Property Settlements

I’m Considering Separation – What Now?

TGB's family law team provides the answers to five common questions about how to start the separation and divorce process.

TGB’s family law team provides the answers to five common questions about how to start the separation and divorce process.


The prospect of ending a marriage or de-facto relationship is undoubtedly daunting, and the more intermingled your life has become with your partner’s, the harder it is.

As well as having to deal with the inevitable emotional fall out from a relationship breakdown, there are many practical issues that need to be considered.

For those who are considering taking the initial steps towards effecting a separation, I have attempted to answer some common questions that often arise either prior to or shortly after separation.

1. Do we need to formally register the separation? 

For family law purposes, no. However, you should make a note as to the actual date that separation occurs as this will be relevant if you wish to apply for a divorce down the track (you need to be separated for at least 12 months) and will also be relevant when determining what post-separation contributions you and your former partner have made to the assets of the relationship when effecting a property settlement.

2. How do we decide who will remain in the former family home? 

If you and your partner jointly own or lease the former family home, neither of you is legally required to leave. For practical reasons, many couples decide to “separate under the same roof” for a period of time.  That said, it may be untenable for you to continue to live together.  If you are considering leaving the home, it would be wise for you to first get legal advice and discuss your long term plans. If you wish to retain the home as part of a property settlement in future, it may not be in your interests to vacate the home and instead you may need to formally apply for “sole use and occupation” of the home through the Courts.

3. Do I need to be divorced before I can do a property settlement? 

Certainly not. In fact, once you are divorced you only have 12 months to effect a property settlement so it is wise to formalise your property arrangements first.  For de facto couples, you have two years from the date of your separation to effect a property settlement, so again, you should turn your mind to property issues sooner rather than later.  Some couples are able resolve their property matters by consent, but for others it is necessary to go to Court and the process is far longer. Quite often there are urgent issues that need to be dealt with immediately following separation. For example, are you concerned that your partner is going to attempt to dispose of a joint asset?  Or significantly increase a joint liability? Have you been left without any source of income and denied access to the joint funds of the marriage? It is always a good idea to seek legal advice as soon as possible so that you have a clear understanding of what steps need to be taken on both a long and short term basis.

4. How do we decide where the children will live? 

You and your partner may need to have some discussions about the long and short term care arrangements for the children. You need to bear in mind that if the matter were to proceed to Court a Judge would make a decision based on the best interests of the children. You should therefore give careful thought to what arrangements would best suit your children, not you personally. In some matters, a shared care arrangement is appropriate. In others, it is more beneficial for the children to primarily live with one parent and spend time with the other. Each situation is unique. It would be wise to obtain legal advice prior to making any decision with respect to both short and long terms care arrangements as it may be difficult to change the arrangement once it has already been put into place.
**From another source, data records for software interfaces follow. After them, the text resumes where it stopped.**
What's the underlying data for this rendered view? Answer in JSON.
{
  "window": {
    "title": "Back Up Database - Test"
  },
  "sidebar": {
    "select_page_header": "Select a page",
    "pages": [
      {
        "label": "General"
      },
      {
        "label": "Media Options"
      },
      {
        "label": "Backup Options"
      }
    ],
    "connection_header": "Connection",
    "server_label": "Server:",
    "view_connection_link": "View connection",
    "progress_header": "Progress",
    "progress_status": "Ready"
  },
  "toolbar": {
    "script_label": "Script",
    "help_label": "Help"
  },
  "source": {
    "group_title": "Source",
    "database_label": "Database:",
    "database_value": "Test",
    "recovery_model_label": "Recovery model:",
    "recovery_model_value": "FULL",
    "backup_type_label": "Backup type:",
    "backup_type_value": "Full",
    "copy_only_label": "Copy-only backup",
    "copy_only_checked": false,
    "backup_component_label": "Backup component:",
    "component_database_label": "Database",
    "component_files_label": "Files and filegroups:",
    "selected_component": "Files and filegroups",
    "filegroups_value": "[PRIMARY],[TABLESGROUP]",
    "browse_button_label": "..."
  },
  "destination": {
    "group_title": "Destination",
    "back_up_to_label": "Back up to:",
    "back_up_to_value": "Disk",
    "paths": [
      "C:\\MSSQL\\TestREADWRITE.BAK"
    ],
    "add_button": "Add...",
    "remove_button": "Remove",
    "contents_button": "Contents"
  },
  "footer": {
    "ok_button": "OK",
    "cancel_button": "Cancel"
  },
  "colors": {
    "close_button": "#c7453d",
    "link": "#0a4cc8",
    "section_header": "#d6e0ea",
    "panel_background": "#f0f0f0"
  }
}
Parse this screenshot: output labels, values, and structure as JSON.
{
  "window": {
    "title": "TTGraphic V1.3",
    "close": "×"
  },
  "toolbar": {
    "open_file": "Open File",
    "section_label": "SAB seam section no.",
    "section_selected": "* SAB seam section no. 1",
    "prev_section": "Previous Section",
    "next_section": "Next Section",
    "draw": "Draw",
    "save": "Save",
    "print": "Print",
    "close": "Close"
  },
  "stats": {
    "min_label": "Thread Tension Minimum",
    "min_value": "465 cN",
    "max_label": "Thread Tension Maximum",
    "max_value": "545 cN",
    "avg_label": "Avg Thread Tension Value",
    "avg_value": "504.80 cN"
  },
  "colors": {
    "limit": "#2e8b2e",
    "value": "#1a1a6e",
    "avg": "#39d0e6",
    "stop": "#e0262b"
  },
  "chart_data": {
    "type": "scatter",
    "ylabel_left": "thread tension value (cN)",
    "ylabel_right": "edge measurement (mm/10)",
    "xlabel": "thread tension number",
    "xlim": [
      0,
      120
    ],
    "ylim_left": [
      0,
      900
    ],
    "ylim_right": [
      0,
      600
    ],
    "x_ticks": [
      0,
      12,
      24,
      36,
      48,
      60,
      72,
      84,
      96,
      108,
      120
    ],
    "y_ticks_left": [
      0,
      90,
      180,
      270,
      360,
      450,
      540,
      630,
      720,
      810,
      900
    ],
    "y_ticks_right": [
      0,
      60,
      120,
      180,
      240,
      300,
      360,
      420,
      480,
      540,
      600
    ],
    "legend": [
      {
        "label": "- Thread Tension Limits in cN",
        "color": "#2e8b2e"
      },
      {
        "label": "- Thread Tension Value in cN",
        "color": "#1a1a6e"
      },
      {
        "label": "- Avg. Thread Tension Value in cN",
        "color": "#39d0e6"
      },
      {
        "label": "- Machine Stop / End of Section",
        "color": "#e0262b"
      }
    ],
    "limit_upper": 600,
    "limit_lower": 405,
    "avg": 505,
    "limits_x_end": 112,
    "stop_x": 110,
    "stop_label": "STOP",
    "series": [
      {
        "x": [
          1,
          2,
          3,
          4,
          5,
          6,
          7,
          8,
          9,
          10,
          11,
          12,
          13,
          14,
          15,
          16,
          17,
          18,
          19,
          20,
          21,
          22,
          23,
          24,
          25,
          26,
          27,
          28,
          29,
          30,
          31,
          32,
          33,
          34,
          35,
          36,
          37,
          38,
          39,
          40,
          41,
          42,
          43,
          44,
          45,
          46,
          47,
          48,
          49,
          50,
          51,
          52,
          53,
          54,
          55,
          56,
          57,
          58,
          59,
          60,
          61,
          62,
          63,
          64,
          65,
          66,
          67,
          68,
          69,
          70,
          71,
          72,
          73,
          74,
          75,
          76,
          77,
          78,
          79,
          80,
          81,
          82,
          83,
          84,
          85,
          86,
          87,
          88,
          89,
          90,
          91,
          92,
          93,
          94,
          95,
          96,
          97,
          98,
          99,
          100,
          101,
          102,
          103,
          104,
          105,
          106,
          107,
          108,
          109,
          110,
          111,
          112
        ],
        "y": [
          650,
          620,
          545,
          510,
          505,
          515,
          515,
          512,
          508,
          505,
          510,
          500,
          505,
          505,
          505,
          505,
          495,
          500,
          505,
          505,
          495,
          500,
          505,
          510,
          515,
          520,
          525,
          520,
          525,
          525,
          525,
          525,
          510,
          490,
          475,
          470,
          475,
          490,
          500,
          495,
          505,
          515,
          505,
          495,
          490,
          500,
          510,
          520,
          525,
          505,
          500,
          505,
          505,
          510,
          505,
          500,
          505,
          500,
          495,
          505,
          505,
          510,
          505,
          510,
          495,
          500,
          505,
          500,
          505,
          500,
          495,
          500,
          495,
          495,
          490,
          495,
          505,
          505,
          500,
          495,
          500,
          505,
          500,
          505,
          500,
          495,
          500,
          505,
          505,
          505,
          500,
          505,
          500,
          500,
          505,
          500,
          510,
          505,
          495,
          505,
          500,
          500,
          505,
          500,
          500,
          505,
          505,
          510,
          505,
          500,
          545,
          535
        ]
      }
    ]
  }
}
5. What if my partner retains the children and won’t return them? 

If this circumstance arises, you need to seek legal advice without delay. You may ultimately prejudice your position if you don’t take immediate action.

The issues touched upon above are only the tip of the iceberg; there are many different factors that need to be considered. Separating from your partner can be a traumatic time and it is therefore important that you seek the right advice so that the decisions you make at the time of separation do not prejudice you in the long run.

Tindall Gask Bentley is a leading Australian family law firm with offices in South Australia, Western Australia and Northern Territory.

To make an appointment with a family law expert contact your nearest TGB office or register online here.